A huge playlist of tracks accompanies you during the menus and on the racing screens. Ranging from alternate jazz and trance to progressive r&b there is something for everyone. Thankfully it doesn’t sound too much like lift music as it did in GT Sport.
You can see that just unlocking all of the areas on the world map takes some time. The menus will certainly keep your lust going in order to obtain more cars into your growing library. With the License Centre and Missions to also keep you going there is a lot to do in single player. Multiplayer certainly opens another world up and yes we have all had some fun here. It’s just a shame that it isn’t running as smoothly as I would like.
GT7 is a must-have for anyone who loves racing games. It looks amazing and plays beautifully well. You can make it as easy or challenging as you would like it to make it enjoyable. Yes, I have brake zones and corner points showing but I haven’t learned the tracks very well yet!
It’s a shame that there seems to be a massive emphasis on microtransactions. I am very anti these as I would prefer winning cars through races or at least having a shot at gaining the in-game currency through hard work. For me, it has ruined what should be a rewarding moment when you finally get that car of your dreams.
Here’s what some of the other Thumb Culture writers had to say about GT7:
“Gran Turismo 7 is the first Gran Turismo I have picked up in a long time. I was sceptical due to a lot of the AAA releases flopping so I went in with an open mind and was pleasantly surprised. It contained all the elements that make a Gran Turismo feel like a Gran Turismo. The only thing that falls a bit flat for me, was multiplayer. However, this could potentially be fixed at a later date with patching.
The one thing that did wow me about GT7 is the graphics, with ray tracing on, sit back and enjoy the cut scenes in their most glorious ways. Gran Turismo has never looked as good. Every little detail from the exterior to the interior has been meticulously developed and you can certainly see the amazing effort put into the assets.” Dan
“GT7 returns back to the standard Gran Turismo formula, Gone is the focus on online racing but staying is your car collection drug. Yes, that’s right, from manufacturers all over the world, cars upon cars are here! Added though is the ability to customise these cars with a slightly new look. Each car handles itself totally differently which you would expect from a title with the long traditions of Polyphony.

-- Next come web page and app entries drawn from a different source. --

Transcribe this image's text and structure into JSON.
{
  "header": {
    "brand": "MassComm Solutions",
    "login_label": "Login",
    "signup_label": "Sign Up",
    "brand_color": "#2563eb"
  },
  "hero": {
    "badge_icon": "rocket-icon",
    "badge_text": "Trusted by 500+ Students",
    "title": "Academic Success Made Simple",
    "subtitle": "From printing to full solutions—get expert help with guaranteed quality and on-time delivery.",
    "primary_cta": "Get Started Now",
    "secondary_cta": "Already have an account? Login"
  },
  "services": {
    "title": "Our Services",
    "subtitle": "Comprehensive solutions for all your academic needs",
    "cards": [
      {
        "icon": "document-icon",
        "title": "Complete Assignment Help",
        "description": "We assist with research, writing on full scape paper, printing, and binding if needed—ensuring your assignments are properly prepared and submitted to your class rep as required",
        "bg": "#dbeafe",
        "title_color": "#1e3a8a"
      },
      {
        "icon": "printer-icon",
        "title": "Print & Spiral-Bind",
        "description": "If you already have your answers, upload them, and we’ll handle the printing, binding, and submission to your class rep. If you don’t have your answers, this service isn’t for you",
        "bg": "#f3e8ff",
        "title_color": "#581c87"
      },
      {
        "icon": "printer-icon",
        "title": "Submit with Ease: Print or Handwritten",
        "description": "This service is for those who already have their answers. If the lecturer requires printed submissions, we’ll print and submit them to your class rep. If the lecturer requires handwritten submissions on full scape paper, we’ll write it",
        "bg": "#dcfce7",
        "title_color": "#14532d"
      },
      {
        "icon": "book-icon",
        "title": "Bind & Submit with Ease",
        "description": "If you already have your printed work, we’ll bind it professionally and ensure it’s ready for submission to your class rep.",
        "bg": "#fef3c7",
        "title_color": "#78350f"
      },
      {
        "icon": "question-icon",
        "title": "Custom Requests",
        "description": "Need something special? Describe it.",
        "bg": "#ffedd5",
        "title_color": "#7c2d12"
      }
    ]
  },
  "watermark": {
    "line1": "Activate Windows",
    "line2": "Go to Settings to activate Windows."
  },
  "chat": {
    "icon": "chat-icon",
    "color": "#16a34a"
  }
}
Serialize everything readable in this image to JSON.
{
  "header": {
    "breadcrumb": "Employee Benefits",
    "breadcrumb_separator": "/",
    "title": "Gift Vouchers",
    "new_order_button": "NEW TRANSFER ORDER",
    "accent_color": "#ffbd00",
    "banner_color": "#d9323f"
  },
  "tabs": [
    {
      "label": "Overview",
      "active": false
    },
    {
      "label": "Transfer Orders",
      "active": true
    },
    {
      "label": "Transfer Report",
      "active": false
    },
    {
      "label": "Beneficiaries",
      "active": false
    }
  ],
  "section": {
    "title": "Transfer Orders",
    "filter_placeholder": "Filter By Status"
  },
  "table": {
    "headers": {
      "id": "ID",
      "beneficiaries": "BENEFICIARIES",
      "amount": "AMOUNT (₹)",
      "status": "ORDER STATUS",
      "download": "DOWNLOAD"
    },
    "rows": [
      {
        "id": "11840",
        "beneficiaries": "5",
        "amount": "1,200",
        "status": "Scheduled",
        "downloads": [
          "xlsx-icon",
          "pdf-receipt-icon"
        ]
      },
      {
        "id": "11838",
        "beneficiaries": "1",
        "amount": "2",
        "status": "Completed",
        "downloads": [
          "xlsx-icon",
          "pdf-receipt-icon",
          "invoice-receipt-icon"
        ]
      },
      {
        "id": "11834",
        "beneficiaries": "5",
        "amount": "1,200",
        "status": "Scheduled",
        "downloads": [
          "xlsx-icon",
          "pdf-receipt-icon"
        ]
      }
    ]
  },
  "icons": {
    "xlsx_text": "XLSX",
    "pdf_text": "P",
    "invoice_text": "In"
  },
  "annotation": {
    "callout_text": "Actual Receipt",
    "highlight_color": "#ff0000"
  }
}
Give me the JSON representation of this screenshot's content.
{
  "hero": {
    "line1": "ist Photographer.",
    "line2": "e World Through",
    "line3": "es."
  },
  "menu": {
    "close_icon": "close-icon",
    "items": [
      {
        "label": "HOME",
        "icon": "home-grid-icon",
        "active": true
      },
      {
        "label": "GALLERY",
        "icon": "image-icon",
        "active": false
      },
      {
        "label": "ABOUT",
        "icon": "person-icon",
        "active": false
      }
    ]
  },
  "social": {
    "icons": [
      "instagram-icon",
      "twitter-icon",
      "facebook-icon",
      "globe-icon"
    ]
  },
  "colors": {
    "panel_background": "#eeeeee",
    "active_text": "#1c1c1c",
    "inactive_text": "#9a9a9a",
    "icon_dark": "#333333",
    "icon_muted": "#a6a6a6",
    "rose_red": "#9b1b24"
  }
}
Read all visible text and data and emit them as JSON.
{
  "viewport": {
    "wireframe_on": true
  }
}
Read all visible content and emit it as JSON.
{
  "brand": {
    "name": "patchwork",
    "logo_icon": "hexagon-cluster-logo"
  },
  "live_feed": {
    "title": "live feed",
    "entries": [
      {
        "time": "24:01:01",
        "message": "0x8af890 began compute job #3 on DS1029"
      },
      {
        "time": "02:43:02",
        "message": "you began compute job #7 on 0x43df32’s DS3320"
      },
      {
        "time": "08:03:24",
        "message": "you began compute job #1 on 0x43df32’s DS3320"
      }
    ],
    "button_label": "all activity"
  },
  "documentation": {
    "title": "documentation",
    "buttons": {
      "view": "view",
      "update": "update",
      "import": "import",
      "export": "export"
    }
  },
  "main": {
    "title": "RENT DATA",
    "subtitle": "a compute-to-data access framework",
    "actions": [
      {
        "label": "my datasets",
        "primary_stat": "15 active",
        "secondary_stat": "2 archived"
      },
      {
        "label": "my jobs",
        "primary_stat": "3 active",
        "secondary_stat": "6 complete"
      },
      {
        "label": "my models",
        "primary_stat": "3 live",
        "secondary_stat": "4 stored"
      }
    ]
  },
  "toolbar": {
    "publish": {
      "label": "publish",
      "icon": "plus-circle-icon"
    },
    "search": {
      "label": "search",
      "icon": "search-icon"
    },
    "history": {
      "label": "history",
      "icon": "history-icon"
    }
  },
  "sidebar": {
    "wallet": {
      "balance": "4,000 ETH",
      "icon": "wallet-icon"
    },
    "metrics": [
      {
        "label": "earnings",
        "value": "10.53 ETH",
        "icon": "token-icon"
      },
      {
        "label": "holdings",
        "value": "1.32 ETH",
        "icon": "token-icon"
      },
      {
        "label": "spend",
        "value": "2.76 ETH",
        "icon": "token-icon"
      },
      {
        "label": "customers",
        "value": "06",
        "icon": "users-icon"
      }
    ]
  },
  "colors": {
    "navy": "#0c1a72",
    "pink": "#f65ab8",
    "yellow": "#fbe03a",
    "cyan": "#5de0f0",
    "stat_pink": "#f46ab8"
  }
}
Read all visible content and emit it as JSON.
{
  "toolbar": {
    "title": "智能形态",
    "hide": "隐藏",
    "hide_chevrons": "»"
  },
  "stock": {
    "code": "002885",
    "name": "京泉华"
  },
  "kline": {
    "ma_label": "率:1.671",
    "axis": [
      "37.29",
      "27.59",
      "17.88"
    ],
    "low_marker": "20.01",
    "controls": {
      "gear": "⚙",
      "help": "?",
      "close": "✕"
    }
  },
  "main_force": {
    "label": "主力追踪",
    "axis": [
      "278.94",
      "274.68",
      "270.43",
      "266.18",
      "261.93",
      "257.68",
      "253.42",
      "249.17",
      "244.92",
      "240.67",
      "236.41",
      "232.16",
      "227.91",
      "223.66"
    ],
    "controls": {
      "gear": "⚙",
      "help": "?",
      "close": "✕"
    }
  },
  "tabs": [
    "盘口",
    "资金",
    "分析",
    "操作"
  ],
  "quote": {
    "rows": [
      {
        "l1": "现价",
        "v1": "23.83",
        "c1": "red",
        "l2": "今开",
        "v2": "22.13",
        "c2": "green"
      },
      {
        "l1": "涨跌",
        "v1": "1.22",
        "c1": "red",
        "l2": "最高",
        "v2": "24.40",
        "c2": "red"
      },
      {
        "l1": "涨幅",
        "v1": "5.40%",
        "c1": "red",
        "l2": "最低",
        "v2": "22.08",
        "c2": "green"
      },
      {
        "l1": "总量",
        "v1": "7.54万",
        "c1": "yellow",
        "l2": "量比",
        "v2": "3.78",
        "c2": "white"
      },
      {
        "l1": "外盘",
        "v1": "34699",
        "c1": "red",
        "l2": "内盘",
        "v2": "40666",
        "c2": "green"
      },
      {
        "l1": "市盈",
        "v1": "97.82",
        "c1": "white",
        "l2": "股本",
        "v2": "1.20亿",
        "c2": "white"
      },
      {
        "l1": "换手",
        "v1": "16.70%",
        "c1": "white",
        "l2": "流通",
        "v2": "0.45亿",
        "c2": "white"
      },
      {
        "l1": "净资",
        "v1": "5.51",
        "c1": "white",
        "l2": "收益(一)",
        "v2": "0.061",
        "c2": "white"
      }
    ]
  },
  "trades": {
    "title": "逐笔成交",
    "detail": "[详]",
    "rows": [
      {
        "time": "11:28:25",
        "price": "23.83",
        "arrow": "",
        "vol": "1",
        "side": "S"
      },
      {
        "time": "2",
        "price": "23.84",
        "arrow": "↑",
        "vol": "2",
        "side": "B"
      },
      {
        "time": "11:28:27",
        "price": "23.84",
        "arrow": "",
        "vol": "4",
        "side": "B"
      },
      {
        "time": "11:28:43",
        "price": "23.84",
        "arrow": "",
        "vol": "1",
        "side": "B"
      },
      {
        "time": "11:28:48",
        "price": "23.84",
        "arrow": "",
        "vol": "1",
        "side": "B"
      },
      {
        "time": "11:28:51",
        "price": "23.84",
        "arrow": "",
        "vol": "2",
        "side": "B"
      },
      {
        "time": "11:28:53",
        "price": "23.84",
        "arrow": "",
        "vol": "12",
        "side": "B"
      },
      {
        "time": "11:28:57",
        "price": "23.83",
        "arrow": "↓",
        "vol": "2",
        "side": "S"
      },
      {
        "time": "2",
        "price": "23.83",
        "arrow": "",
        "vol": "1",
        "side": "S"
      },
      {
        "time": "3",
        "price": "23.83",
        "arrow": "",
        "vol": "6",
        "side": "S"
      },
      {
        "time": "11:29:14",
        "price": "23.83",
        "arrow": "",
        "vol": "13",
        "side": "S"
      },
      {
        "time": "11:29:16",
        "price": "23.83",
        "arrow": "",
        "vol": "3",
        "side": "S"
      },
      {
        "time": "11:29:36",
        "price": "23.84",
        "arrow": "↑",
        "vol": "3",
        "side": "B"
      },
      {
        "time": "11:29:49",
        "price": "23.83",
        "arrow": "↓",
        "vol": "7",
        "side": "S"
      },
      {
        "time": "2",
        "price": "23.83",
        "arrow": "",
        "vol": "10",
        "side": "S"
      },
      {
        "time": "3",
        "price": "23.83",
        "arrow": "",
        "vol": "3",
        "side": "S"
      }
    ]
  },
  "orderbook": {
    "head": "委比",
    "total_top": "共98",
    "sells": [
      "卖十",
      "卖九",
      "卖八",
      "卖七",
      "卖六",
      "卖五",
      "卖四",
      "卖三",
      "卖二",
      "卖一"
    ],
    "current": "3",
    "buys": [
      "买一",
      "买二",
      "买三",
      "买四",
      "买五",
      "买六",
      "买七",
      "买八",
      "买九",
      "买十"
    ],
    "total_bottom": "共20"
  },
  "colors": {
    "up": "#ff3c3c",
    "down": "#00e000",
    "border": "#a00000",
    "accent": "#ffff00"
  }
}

Yes, it’s not perfect, there are a few bits and pieces that could do with being added or changed, but it’s a great return to greatness with Gran Turismo 7” Stu
Gran Turismo 7 scores an impressive Thumb Culture Gold Award.
Disclaimer: A code was received in order to write this review.